>     with a NSDNAME containing the absolute name 'invalid.', but
>     consumers MUST NOT error out if this is not present.  Non-catalog
>     clients will take an error as expected when retrieving the zone.
>     Non-catalog-aware servers may fail to load or serve the catalog
>     zone if this NS RR is absent."  (The "will" and "may" in the last
>     two sentences are lower case as they are explanatory and not
>     requirements.  The last sentence explains the probable result of
>     omitting the NS RR.)
>     My $.02.
>     Mike
> I thought the catalog zone was required to be a valid zone.  We 
> certainly should not be requiring changes to the code that verifies a 
> valid zone.  Is an NS record part of the validation in some DNS code 
> bases?  If so, it should be mandatory.  Do the RFC's require an NS record?
> -- 
> Bob Harold
>>     The authors consider this version to be complete to the best of our

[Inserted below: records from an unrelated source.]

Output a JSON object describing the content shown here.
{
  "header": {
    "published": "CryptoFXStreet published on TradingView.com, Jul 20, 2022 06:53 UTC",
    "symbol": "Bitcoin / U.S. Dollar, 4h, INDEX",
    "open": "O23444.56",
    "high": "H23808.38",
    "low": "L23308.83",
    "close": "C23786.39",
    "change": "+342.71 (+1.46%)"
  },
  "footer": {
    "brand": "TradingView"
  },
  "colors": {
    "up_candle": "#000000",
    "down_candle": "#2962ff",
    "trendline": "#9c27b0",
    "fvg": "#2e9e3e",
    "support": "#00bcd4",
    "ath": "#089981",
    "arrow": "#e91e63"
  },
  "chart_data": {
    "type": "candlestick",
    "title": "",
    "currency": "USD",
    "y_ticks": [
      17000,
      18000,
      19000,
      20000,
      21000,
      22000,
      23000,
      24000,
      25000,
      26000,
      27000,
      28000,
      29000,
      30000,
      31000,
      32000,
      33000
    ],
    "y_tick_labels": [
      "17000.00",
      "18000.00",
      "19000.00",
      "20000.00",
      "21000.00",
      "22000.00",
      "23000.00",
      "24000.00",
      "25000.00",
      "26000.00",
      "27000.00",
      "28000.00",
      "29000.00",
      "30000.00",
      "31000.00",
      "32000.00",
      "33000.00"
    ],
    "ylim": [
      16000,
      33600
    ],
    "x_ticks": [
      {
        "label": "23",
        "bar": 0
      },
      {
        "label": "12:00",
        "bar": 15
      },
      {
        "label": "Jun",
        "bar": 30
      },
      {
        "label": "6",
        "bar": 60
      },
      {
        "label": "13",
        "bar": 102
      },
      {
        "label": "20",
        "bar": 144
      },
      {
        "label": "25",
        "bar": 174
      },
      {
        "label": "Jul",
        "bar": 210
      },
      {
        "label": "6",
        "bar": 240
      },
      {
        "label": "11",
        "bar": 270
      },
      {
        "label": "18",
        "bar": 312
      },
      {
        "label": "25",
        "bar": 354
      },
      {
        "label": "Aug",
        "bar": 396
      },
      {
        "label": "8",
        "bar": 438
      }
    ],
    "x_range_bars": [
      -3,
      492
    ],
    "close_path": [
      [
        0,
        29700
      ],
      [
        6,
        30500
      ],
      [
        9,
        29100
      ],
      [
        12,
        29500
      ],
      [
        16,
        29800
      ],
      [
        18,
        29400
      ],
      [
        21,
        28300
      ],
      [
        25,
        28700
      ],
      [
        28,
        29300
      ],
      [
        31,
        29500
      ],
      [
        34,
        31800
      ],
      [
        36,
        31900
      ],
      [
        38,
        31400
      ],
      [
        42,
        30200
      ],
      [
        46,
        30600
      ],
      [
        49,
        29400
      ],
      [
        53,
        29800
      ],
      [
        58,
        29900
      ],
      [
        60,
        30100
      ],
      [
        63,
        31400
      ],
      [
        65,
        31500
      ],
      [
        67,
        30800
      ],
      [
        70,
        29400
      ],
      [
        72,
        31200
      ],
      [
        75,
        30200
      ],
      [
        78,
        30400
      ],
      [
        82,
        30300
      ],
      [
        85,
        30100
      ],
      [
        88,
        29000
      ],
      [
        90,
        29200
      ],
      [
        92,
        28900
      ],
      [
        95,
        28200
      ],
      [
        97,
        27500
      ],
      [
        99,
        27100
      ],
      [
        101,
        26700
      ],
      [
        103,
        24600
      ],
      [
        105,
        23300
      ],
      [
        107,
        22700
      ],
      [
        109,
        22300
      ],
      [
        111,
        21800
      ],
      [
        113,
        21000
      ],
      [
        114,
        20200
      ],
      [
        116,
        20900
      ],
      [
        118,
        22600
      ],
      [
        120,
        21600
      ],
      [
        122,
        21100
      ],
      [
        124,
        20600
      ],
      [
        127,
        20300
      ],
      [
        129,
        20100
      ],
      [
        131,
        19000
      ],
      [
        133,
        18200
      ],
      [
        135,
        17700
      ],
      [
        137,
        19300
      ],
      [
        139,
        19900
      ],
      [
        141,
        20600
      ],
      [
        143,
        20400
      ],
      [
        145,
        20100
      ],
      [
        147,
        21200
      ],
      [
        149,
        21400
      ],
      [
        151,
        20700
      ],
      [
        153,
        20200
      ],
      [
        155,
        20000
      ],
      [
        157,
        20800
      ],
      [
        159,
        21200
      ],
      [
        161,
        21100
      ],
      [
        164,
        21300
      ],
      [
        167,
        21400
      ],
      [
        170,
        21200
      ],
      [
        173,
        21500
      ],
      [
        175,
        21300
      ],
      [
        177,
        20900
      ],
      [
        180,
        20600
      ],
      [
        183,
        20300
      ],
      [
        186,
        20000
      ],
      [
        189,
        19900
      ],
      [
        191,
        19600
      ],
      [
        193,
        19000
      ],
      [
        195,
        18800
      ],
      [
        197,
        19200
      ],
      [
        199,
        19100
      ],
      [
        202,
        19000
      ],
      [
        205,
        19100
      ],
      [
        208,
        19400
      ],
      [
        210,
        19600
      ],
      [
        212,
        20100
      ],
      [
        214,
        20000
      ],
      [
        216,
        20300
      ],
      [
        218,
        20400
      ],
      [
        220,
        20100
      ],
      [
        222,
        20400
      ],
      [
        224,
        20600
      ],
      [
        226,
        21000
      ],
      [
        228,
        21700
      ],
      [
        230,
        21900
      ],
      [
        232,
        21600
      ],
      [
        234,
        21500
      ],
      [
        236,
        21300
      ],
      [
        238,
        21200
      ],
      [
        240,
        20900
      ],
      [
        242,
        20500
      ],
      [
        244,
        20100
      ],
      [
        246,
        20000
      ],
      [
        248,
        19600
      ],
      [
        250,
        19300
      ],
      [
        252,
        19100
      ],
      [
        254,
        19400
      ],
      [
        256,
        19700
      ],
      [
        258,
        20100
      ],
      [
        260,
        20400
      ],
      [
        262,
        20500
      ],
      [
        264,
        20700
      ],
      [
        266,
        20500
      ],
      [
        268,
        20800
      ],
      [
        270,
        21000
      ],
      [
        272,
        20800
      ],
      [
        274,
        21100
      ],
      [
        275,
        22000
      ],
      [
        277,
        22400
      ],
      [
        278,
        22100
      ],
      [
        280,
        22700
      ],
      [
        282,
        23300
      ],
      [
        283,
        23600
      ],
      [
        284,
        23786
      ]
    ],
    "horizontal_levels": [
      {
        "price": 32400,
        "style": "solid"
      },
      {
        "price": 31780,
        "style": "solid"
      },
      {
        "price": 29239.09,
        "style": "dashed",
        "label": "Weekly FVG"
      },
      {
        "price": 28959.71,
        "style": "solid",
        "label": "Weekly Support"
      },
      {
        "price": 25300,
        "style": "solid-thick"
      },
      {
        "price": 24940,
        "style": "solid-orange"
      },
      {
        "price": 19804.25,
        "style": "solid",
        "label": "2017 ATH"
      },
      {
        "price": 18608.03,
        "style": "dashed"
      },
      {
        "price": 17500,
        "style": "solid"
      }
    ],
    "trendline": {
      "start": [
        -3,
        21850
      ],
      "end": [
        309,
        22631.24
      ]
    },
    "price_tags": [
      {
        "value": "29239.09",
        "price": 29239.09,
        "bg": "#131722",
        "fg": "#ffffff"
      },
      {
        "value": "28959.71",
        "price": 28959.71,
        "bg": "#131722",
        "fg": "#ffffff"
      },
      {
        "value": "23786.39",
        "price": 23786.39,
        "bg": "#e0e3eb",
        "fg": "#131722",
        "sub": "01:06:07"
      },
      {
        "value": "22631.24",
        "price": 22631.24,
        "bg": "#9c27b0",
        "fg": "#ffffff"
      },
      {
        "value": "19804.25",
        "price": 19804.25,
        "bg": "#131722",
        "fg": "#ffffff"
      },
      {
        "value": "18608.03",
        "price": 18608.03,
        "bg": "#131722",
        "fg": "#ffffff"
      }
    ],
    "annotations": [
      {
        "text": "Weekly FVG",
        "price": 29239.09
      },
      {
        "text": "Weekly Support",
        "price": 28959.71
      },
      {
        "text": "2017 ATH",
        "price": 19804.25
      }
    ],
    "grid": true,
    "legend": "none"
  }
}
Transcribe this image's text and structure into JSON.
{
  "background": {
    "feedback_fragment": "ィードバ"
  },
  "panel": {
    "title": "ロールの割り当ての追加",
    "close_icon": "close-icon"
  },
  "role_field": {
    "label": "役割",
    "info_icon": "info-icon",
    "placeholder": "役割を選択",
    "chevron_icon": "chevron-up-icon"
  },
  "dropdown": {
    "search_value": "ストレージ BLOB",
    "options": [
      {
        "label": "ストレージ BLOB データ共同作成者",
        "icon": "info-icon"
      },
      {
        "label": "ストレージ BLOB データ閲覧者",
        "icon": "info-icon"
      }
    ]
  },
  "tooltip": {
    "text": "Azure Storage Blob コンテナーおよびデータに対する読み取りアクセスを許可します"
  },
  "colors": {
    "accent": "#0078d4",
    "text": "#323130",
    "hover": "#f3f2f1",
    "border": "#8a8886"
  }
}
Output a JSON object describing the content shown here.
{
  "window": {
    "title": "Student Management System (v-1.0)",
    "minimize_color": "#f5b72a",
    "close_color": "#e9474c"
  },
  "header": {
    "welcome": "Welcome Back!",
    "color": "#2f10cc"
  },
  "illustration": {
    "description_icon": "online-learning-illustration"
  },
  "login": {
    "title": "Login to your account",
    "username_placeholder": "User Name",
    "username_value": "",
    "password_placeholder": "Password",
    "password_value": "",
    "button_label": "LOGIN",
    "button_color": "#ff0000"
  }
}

>>     ability and we'd like to ask the working group to proceed with this
>>     document for Working Group Last Call.
>>     Op 07-07-2022 om 11:03
>>>     A New Internet-Draft is available from the on-line Internet-Drafts directories.
>>>     This draft is a work item of the Domain Name System Operations WG of the IETF.
>>>              Title           : DNS Catalog Zones
>>>              Authors         : Peter van Dijk
>>>                                Libor Peltan
>>>                                Ondrej Sury
>>>                                Willem Toorop
>>>                                Kees Monshouwer
>>>                                Peter Thomassen
>>>                                Aram Sargsyan
>>>        Filename        : draft-ietf-dnsop-dns-catalog-zones-06.txt
>>>        Pages           : 20
>>>        Date            : 2022-07-07
>>>     Abstract:
>>>         This document describes a method for automatic DNS zone provisioning
>>>         among DNS primary and secondary nameservers by storing and
>>>         transferring the catalog of zones to be provisioned as one or more
>>>         regular DNS zones.
>>>     The IETF datatracker status page for this draft is:
>>>     There is also an HTML version available at:
>>>     A diff from the previous version is available at:
>>>     Internet-Drafts are also available by rsync at